The next building we come to is known as Teampall Mór in Gaelic or ‘The Big Church’,, it’s the oldest surviving structure here. Said to date from the 15th century with parts that are much older, perhaps 10th/11th century? It’s a rectangular structure made mostly from roughly coursed granite. What remains now is a nave and chancel. The wall which separates these once had a rather nice pointed archway, but was filled in with stone. You can still however make out the shape of the archway. There is a doorway, but it blocked with a locked gate. Someone had tied a nice little wooden cross to the gate. On top of the Nave/chancel wall there is an interesting double belfry, with only one bell remaining. It is kind of hard to see, but I did catch a glimpse of a chain coming down the wall from the belfry which would suggest that perhaps the bell is still in some state of working order.

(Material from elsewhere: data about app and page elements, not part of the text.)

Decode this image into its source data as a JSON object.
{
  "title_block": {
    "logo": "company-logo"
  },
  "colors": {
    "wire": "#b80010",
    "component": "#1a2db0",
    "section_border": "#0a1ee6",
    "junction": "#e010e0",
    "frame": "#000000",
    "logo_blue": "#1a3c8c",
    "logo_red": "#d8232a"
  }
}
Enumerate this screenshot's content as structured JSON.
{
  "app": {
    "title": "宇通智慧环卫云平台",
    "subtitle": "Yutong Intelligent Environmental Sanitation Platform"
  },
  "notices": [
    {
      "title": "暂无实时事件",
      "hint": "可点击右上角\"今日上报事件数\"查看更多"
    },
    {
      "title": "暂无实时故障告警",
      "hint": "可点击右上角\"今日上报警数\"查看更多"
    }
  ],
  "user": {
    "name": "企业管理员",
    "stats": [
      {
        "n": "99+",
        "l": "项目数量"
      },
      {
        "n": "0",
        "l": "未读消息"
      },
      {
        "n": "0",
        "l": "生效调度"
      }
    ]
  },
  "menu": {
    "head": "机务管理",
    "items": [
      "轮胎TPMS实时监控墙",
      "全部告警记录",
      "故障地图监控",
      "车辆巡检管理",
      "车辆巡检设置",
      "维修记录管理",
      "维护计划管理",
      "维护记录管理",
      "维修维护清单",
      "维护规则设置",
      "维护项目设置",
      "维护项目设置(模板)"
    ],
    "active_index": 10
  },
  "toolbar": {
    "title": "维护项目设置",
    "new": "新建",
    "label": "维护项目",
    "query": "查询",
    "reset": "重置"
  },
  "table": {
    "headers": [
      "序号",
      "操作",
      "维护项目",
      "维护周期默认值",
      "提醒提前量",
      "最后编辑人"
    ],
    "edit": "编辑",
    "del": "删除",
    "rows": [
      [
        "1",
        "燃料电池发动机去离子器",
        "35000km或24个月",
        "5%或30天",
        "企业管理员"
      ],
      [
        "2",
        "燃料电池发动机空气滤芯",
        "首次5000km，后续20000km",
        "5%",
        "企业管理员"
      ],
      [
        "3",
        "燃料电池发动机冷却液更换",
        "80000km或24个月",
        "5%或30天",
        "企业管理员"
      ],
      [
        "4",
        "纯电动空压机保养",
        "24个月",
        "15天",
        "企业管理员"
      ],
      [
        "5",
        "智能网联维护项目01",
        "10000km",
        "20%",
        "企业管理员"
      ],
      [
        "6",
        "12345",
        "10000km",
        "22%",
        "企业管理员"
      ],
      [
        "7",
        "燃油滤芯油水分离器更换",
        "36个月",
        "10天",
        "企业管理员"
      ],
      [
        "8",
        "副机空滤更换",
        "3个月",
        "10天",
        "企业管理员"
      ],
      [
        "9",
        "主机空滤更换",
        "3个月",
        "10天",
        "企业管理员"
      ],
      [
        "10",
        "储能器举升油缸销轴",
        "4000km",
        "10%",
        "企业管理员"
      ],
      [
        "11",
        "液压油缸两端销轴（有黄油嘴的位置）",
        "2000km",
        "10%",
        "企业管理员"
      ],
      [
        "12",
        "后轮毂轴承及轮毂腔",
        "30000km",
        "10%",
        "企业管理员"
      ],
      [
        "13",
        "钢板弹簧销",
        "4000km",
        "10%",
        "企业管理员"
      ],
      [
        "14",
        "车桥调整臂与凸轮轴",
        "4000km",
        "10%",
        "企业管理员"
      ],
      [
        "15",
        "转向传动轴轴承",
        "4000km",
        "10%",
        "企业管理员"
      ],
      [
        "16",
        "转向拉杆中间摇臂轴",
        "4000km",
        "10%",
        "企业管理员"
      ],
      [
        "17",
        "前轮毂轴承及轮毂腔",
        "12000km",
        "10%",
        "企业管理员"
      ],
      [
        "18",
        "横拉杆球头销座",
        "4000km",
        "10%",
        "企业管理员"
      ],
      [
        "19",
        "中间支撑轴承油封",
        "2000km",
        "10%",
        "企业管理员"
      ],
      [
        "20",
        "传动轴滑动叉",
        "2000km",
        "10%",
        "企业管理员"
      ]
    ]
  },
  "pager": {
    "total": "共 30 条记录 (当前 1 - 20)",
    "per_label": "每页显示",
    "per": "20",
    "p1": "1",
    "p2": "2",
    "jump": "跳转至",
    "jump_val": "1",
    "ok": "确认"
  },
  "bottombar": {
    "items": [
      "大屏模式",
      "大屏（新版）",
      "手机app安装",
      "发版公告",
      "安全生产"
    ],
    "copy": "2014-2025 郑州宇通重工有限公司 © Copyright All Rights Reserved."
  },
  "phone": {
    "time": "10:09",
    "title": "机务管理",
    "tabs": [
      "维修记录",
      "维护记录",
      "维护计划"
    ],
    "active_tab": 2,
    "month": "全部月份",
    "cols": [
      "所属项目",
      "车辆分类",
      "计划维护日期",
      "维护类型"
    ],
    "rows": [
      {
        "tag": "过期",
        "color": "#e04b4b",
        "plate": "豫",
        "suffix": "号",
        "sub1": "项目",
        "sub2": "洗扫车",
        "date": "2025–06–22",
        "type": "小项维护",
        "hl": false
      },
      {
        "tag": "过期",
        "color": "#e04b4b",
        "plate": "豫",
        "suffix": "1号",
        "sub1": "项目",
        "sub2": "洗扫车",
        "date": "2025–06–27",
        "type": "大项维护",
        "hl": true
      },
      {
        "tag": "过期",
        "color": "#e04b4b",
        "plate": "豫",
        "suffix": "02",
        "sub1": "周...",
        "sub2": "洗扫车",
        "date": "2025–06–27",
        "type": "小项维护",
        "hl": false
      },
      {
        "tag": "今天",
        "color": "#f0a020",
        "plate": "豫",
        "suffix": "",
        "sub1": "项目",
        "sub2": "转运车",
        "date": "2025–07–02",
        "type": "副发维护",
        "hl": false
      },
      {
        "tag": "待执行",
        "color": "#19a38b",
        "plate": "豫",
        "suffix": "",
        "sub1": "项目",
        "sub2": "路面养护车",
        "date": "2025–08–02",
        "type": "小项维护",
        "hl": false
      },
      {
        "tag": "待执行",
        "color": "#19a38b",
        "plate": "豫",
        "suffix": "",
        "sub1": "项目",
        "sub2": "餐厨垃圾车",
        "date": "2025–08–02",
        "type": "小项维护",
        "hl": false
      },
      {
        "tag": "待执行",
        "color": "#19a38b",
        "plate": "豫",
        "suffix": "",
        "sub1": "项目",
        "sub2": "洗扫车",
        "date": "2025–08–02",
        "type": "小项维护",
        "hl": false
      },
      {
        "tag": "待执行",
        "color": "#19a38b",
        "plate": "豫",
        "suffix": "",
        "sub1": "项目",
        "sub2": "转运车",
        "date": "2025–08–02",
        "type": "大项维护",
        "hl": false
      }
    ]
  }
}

The south wall of the nave is gone but all other walls are still standing. The west enterance also has a small granite water stoup which has survived. It is believed that the walls of the nave extended beyond the gables forming antae or pillars. Inside the chancel are a number of grave markers an plaques. There is a single pointed window in the east wall to light the chancel. Teampall Mór is also said to contain the grave of St. Moling.